Much of the early criticism of Trump’s proposal has been focused on its cuts to what is euphemistically called the “social safety net.” Those cuts have generally been described as “savage” or “devastating.” But we should recall but that they are just a sliver of a welfare system that extends to more than 100 programs and costs nearly $1 trillion in both federal and state funds each year.
In particular, Trump would reduce Medicaid spending by roughly $610 billion over ten years (on top of some $800 billion in cuts that were part of the Obamacare-replacement bill that recently passed the House) and $193 billion in reductions to the food-stamp program.
It is important to understand that the Medicaid cuts are reductions from the projected baseline, not from current spending levels. That means that, even if Trump’s budget were to become law, Medicaid would still spend more in ten years than it does today, albeit less than was previously planned. Moreover, most of the projected reductions wouldn’t take place until after 2020, meaning they are less than solid. Still, the Medicaid cuts would undoubtedly force states to make some tough decisions about whom to cover and how. This is especially true of those states that have expanded Medicaid under Obamacare, though states would also be given more flexibility to experiment with better and more efficient ways to deliver program services under the House’s health-care bill.
As for food stamps, the cuts would be real, but spending on the program has expanded exponentially in recent years. It essentially doubled under President George W. Bush, and doubled again under President Obama. Trump’s budget would basically return the program to roughly the level of funding it received in the first year of the Obama administration, not a year generally known as the Great American Famine. With the Great Recession now in the rear-view mirror and unemployment once again approaching pre-recession levels, it is not unreasonable to reduce spending on such counter-cyclical welfare programs.
If the Trump administration is making a mistake here, it is in treating welfare cuts as a budgetary matter rather than attempting wholesale reforms of a system that has failed to help poor people escape poverty or become self-sufficient. It is hard to see how Trump’s cuts to Medicaid and SNAP, or what are likely to be ineffectual work requirements, will substantially change the dynamics of a dysfunctional welfare system.
Moreover, the cuts to social programs might not have to be as deep if the budget didn’t include some unnecessary spending increases, including a $19 billion program for paid family leave. In addition, Trump is seeking some $200 billion in new infrastructure spending. That’s better than his campaign promise of $1 trillion or more, but it still amounts to a wasteful pretext for yet more legislative pork. Trump would also hike defense spending by a hefty 4.6 percent, without any clear justification beyond “more is better.” Spending restraint needs to apply to programs Republicans like as much as it does to programs they hate.

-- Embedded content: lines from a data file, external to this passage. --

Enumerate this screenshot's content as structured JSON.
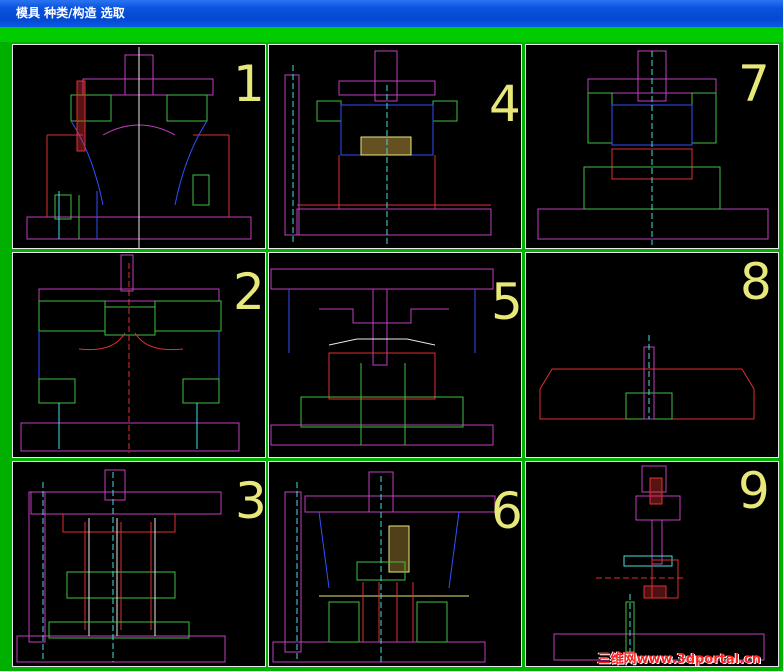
{
  "window": {
    "title": "模具 种类/构造 选取"
  },
  "panels": [
    {
      "id": "1",
      "label": "1"
    },
    {
      "id": "4",
      "label": "4"
    },
    {
      "id": "7",
      "label": "7"
    },
    {
      "id": "2",
      "label": "2"
    },
    {
      "id": "5",
      "label": "5"
    },
    {
      "id": "8",
      "label": "8"
    },
    {
      "id": "3",
      "label": "3"
    },
    {
      "id": "6",
      "label": "6"
    },
    {
      "id": "9",
      "label": "9"
    }
  ],
  "watermark": "三维网www.3dportal.cn",
  "colors": {
    "magenta": "#c040c0",
    "green": "#40c040",
    "blue": "#3050ff",
    "red": "#e03030",
    "cyan": "#40e0e0",
    "yellow": "#e8e87a",
    "background": "#00b000"
  }
}
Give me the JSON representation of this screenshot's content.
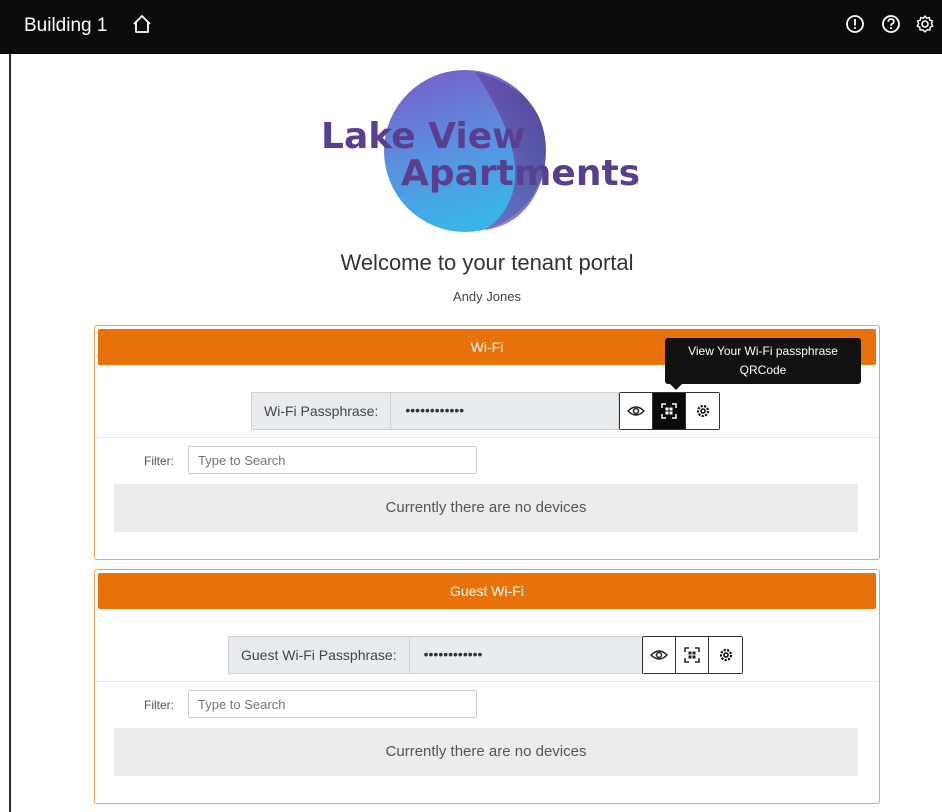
{
  "topbar": {
    "title": "Building 1",
    "icons": [
      "home-icon",
      "alert-icon",
      "help-icon",
      "settings-icon"
    ]
  },
  "logo": {
    "line1": "Lake View",
    "line2": "Apartments",
    "colors": {
      "text": "#5b3f8f",
      "circle_top": "#7a5cc4",
      "circle_bottom": "#35a6e0"
    }
  },
  "welcome": {
    "heading": "Welcome to your tenant portal",
    "user": "Andy Jones"
  },
  "wifi": {
    "title": "Wi-Fi",
    "pass_label": "Wi-Fi Passphrase:",
    "pass_value": "••••••••••••",
    "filter_label": "Filter:",
    "filter_placeholder": "Type to Search",
    "empty": "Currently there are no devices"
  },
  "guest": {
    "title": "Guest Wi-Fi",
    "pass_label": "Guest Wi-Fi Passphrase:",
    "pass_value": "••••••••••••",
    "filter_label": "Filter:",
    "filter_placeholder": "Type to Search",
    "empty": "Currently there are no devices"
  },
  "tooltip": {
    "line1": "View Your Wi-Fi passphrase",
    "line2": "QRCode"
  },
  "colors": {
    "accent": "#e8710a",
    "topbar": "#0b0b0b",
    "panel_border": "#f0a35a"
  }
}
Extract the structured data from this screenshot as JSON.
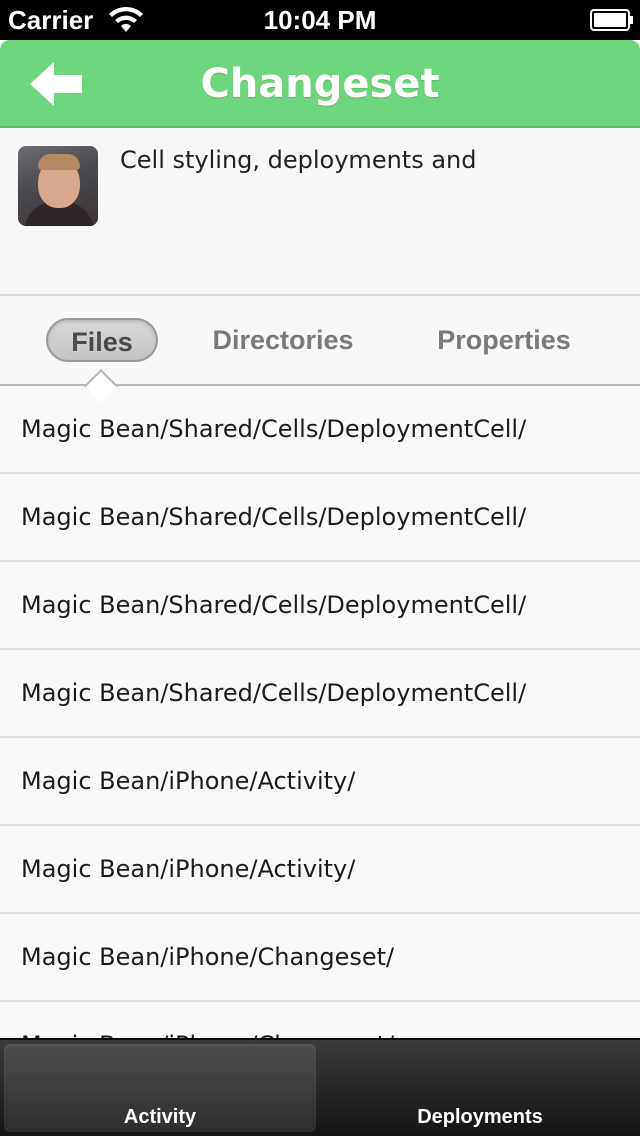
{
  "status_bar": {
    "carrier": "Carrier",
    "time": "10:04 PM",
    "wifi_icon": "wifi-icon",
    "battery_icon": "battery-icon"
  },
  "nav": {
    "title": "Changeset",
    "back_icon": "arrow-left-icon",
    "color": "#6dd57c"
  },
  "changeset": {
    "avatar_icon": "avatar",
    "message": "Cell styling, deployments and"
  },
  "tabs": {
    "items": [
      {
        "label": "Files",
        "selected": true
      },
      {
        "label": "Directories",
        "selected": false
      },
      {
        "label": "Properties",
        "selected": false
      }
    ]
  },
  "files": [
    "Magic Bean/Shared/Cells/DeploymentCell/",
    "Magic Bean/Shared/Cells/DeploymentCell/",
    "Magic Bean/Shared/Cells/DeploymentCell/",
    "Magic Bean/Shared/Cells/DeploymentCell/",
    "Magic Bean/iPhone/Activity/",
    "Magic Bean/iPhone/Activity/",
    "Magic Bean/iPhone/Changeset/",
    "Magic Bean/iPhone/Changeset/"
  ],
  "tab_bar": {
    "items": [
      {
        "label": "Activity",
        "selected": true
      },
      {
        "label": "Deployments",
        "selected": false
      }
    ]
  }
}
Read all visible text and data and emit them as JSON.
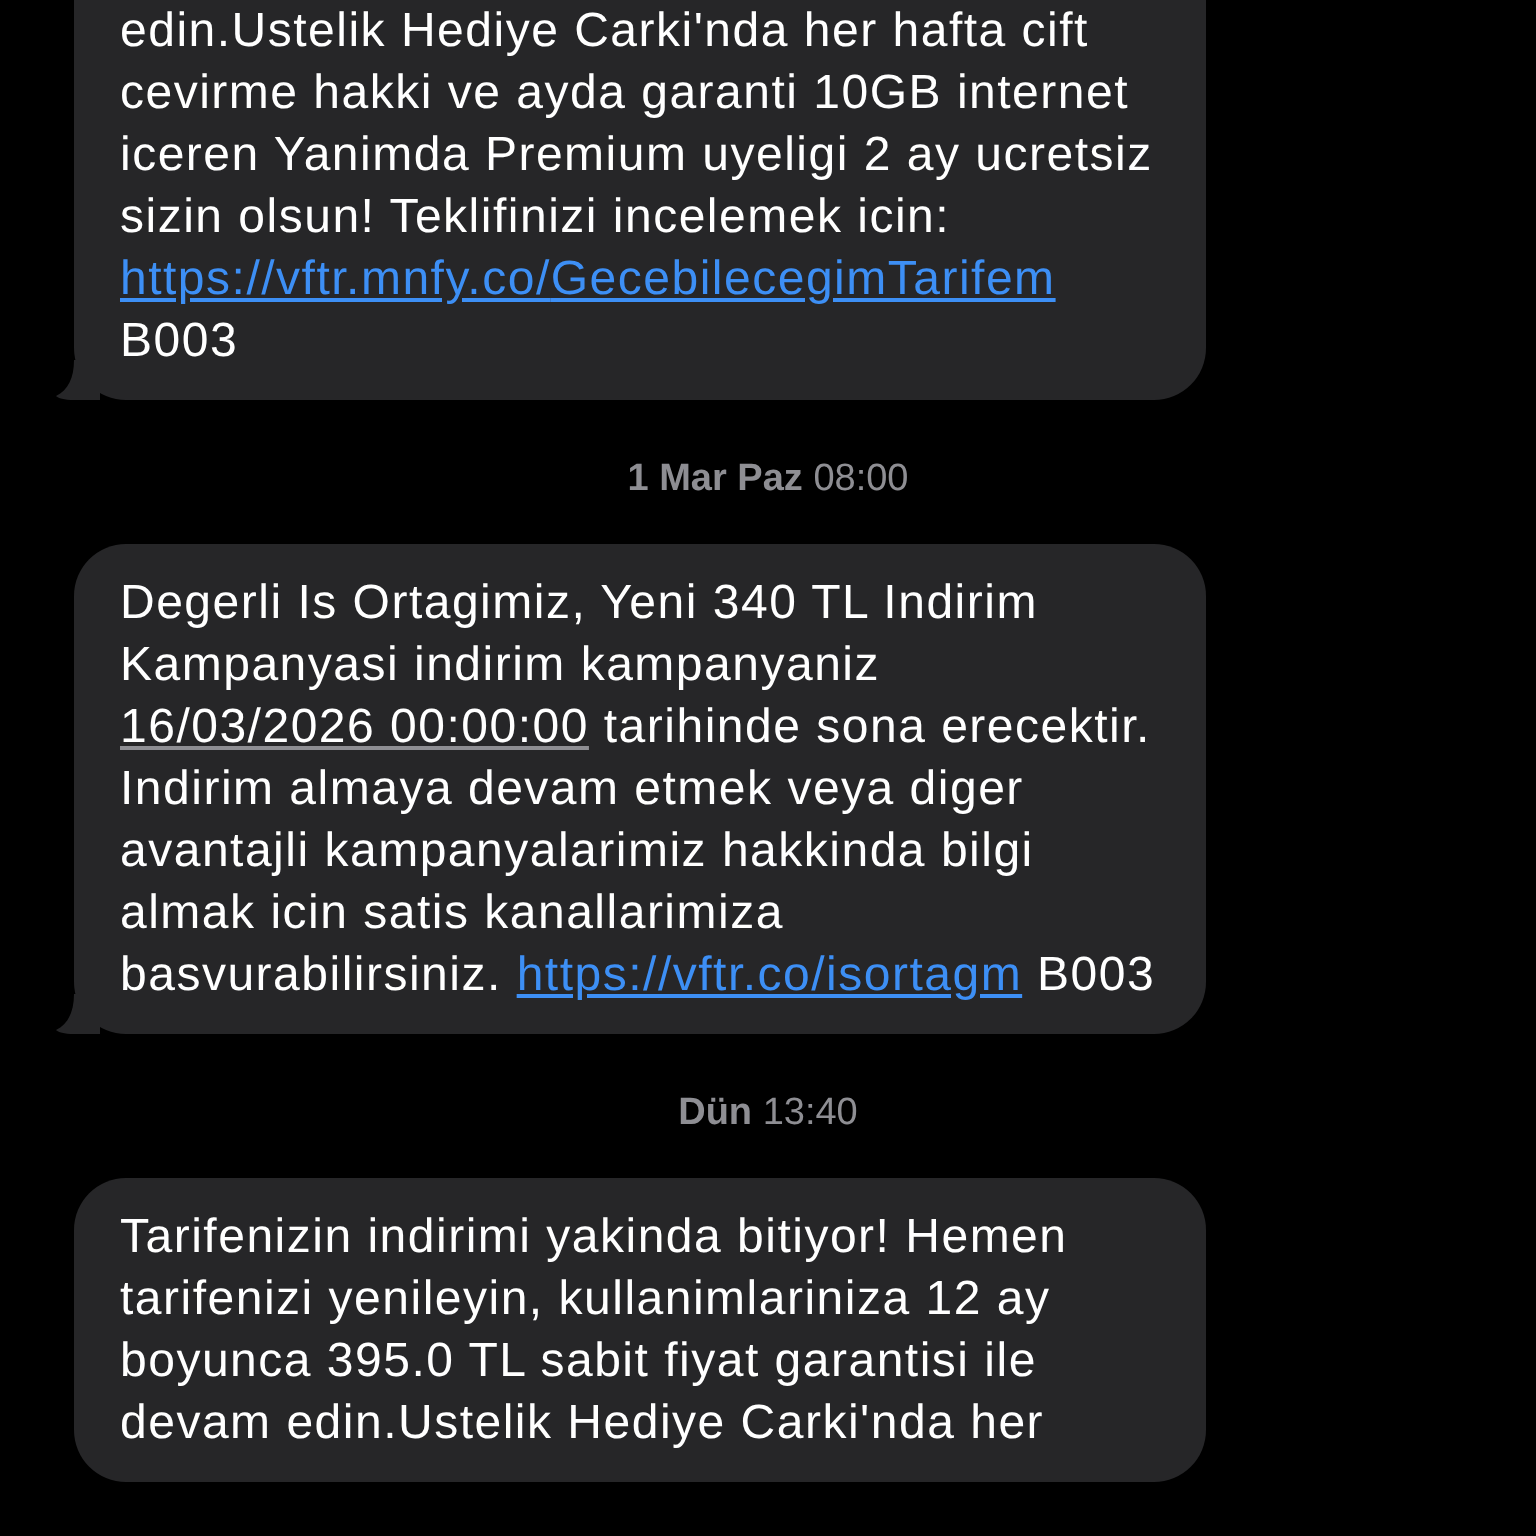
{
  "messages": [
    {
      "tail": true,
      "segments": [
        {
          "kind": "text",
          "text": "edin.Ustelik Hediye Carki'nda her hafta cift cevirme hakki ve ayda garanti 10GB internet iceren Yanimda Premium uyeligi 2 ay ucretsiz sizin olsun! Teklifinizi incelemek icin: "
        },
        {
          "kind": "link",
          "text": "https://vftr.mnfy.co/"
        },
        {
          "kind": "link",
          "text": "GecebilecegimTarifem"
        },
        {
          "kind": "text",
          "text": " B003"
        }
      ]
    },
    {
      "stamp": {
        "day": "1 Mar Paz",
        "time": "08:00"
      },
      "tail": true,
      "segments": [
        {
          "kind": "text",
          "text": "Degerli Is Ortagimiz, Yeni 340 TL Indirim Kampanyasi indirim kampanyaniz "
        },
        {
          "kind": "date",
          "text": "16/03/2026 00:00:00"
        },
        {
          "kind": "text",
          "text": " tarihinde sona erecektir. Indirim almaya devam etmek veya diger avantajli kampanyalarimiz hakkinda bilgi almak icin satis kanallarimiza basvurabilirsiniz. "
        },
        {
          "kind": "link",
          "text": "https://vftr.co/isortagm"
        },
        {
          "kind": "text",
          "text": " B003"
        }
      ]
    },
    {
      "stamp": {
        "day": "Dün",
        "time": "13:40"
      },
      "tail": false,
      "segments": [
        {
          "kind": "text",
          "text": "Tarifenizin indirimi yakinda bitiyor! Hemen tarifenizi yenileyin, kullanimlariniza 12 ay boyunca 395.0 TL sabit fiyat garantisi ile devam edin.Ustelik Hediye Carki'nda her"
        }
      ]
    }
  ]
}
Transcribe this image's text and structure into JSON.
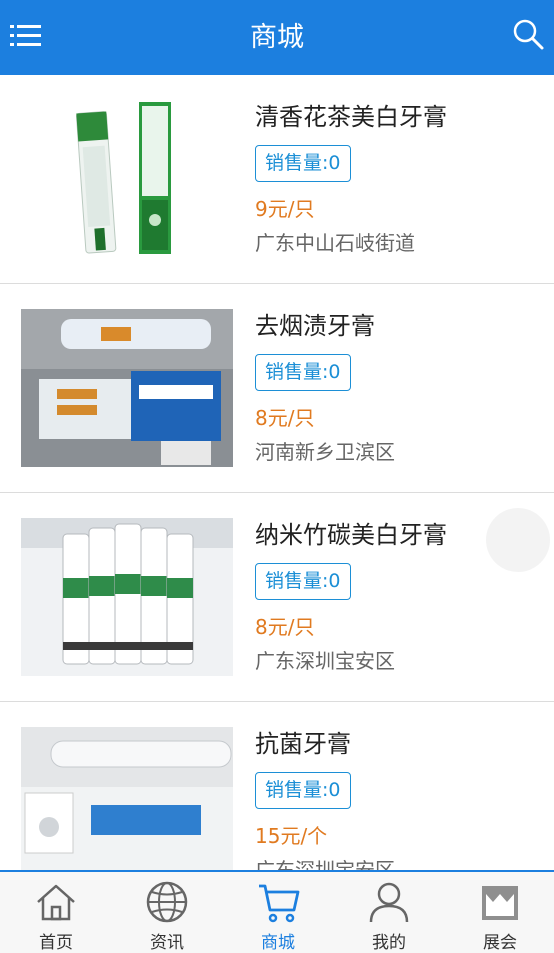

Perhaps the biggest problem with Trump’s budget is its continued failure to deal with the biggest drivers of our long-term debt: Social Security and Medicare. Without a willingness to reform these two programs, which together account for 38 percent of federal spending, it will be impossible to stem the future tide of red ink.
Trump’s budget will inevitably provoke a great deal of sound and fury, most of it signifying nothing. There is about as much chance of Congress’s passing his proposal as there is of his deleting his Twitter account. But, if it sets a new baseline of discussion in which we finally commit to restraining the size, scope, and cost of government, it will prove invaluable nevertheless.Michael Tanner is a senior fellow at the Cato Institute and the author of Going for Broke: Deficits, Debt, and the Entitlement Crisis.